Bishops Conference of Scotland Photo by and copyright of Paul Mc Sherry 07770 393960
Scotland’s bishops include Archbishop William Nolan, Bishop Brian McGree, Archbishop Leo Cushley and Bishop Joseph Toal.
By Bill Heaney
In a statement issued today (Monday 19 December 2022) Scotland’s Catholic Bishops have expressed grave concerns over the Scottish Government’s Gender Recognition Reform (Scotland) Bill.
Among the concerns are the fact that the need for a medical diagnosis of gender dysphoria will reduce what the bishops describe as “the opportunity for crucial healthcare, support, and protection for vulnerable individuals, including children”.
The statement also echoes the concerns of the Scottish Council on Human Bioethics that the Bill is ‘unsafe’ and likely to harm young people and urges MSPs to oppose the legislation.
‘The Church is pastorally sensitive to the experience of those who desire to have a body and identity other than their biological sex.
They are to be met with compassion and a particular care and support in the challenges and distress that come with a diagnosis of gender dysphoria.
We are gravely concerned about the changes proposed by the Scottish Government’s Gender Recognition Reform (Scotland) Bill.
The Bill introduces a system of self-identification, allowing a person to change their legal sex without the need for a medical diagnosis of gender dysphoria or having to consult a doctor.
Removing this requirement and denying the important medical oversight that goes with it, will inevitably reduce the opportunity for crucial healthcare, support, and protection for vulnerable individuals, including children.
Children must be protected from making permanent legal declarations about their gender which may lead to irreversible elective interventions, including surgery. Lowering the minimum age from 18 to 16 and introducing a system of self-identification will put more children and young people on this path.
Our concerns are amplified by the intervention of the Scottish Council on Human Bioethics, which has described the Bill as ‘unsafe’ and likely to harm young people.
Women’s organisations also have recorded their own concerns about the Bill, principally that the proposed reforms will increase risks to the safety of women and girls by men self-declaring as female and accessing women-only spaces.
There are also real concerns that the proposals will mean a female healthcare practitioner will no longer be guaranteed for women and girls, even when it is requested.
The freedom to hold the reasonable view that sex and gender are given and immutable and disagree with the idea of gender as fluid and separable from biological sex should be upheld.
Particularly for those who work in education, healthcare, the prison service, or as marriage celebrants who, from both reasonable and religious perspectives, hold an understanding of marriage as a union between one man and one woman.
We urge members of the Scottish Parliament to uphold these freedoms and to oppose this Bill.’
Meanwhile, more than sixty LGBT+ organisations from around Scotland have written today to MSPs in support of the Gender Recognition Reform Bill. 1,500 postcards calling for reform will be delivered to Parliament tomorrow and, as of this morning, 33,255 emails in support of reform have been sent to MSPs at Scottish Parliament.
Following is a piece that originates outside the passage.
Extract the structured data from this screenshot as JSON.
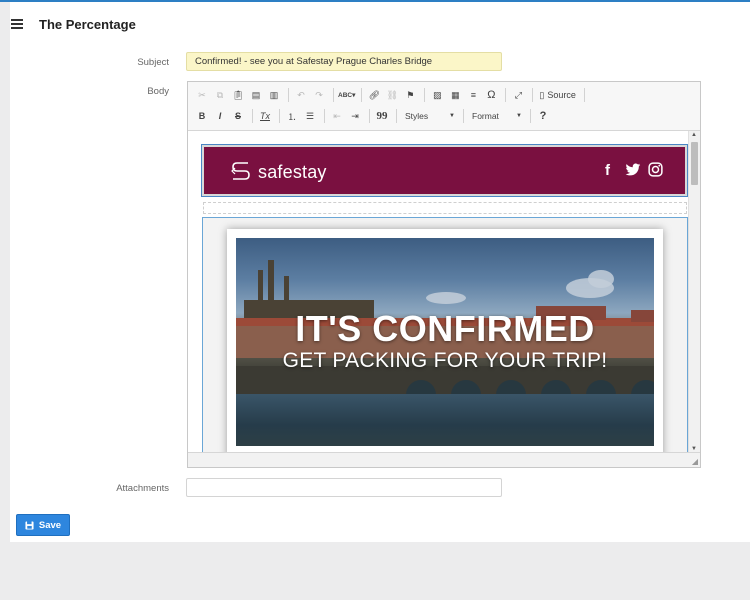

Supporters of the Bill will also be gathering outside the Scottish Parliament at 10am on Tuesday ahead of the first of two days of debate before the final vote on Wednesday.
This is, say LGBT+ groups, “in order to send a colourful, positive message from trans people, friends, families, communities and allies in support of reforming the Gender Recognition Act”.
The letter to MSPs is signed by a wide variety of LGBT+ groups from Dumfries to Shetland. It says:
“This week, the Scottish Parliament has a historic opportunity to continue Scotland’s journey towards full social and legal equality, for all LGBT+ people, by passing a new law which will remove bureaucratic and dehumanising barriers to legal gender recognition for trans men and women.
“As an LGBT+ community we have seen the repeal of Section 28, protection from discrimination, and equal marriage as some of the key steps forward in a country that respects all who live here, no matter who they love or who they are. In this journey we have learned that we are stronger when we are united.”
The signatories call on MSPs to reject amendments that would undermine the core principles of the bill:
That gender recognition should be based on a statutory declaration that the person is living in their transitioned gender and intends to do so permanently
That the minimum age should be 16, with support and advice signposted and available for 16 and 17 year olds
That the effects of obtaining gender recognition should remain unchanged from those in place since 2005
Dr Rebecca Crowther, Policy Coordinator at the Equality Network said: “This letter reaffirms what many of us already knew, that the vast majority of LGBT+ people support reforming the Gender Recognition Act and this bill proposed by the Scottish Government. LGBT+ people have seen huge steps forward to their rights in two decades, and we urge MSPs to continue to make progress forward by backing the Bill.”
Heidi Vistisen, Policy Manager for LEAP Sports Scotland said: “This legislation will not only reduce the barriers for trans people to get legal gender recognition, it will also further enable them to live their full authentic lives. We are pleased to see so many organisations and sports groups show their unwavering support for the inclusion of trans people, and hope members of the Scottish Parliament will listen to the many voices asking them to also show their support.”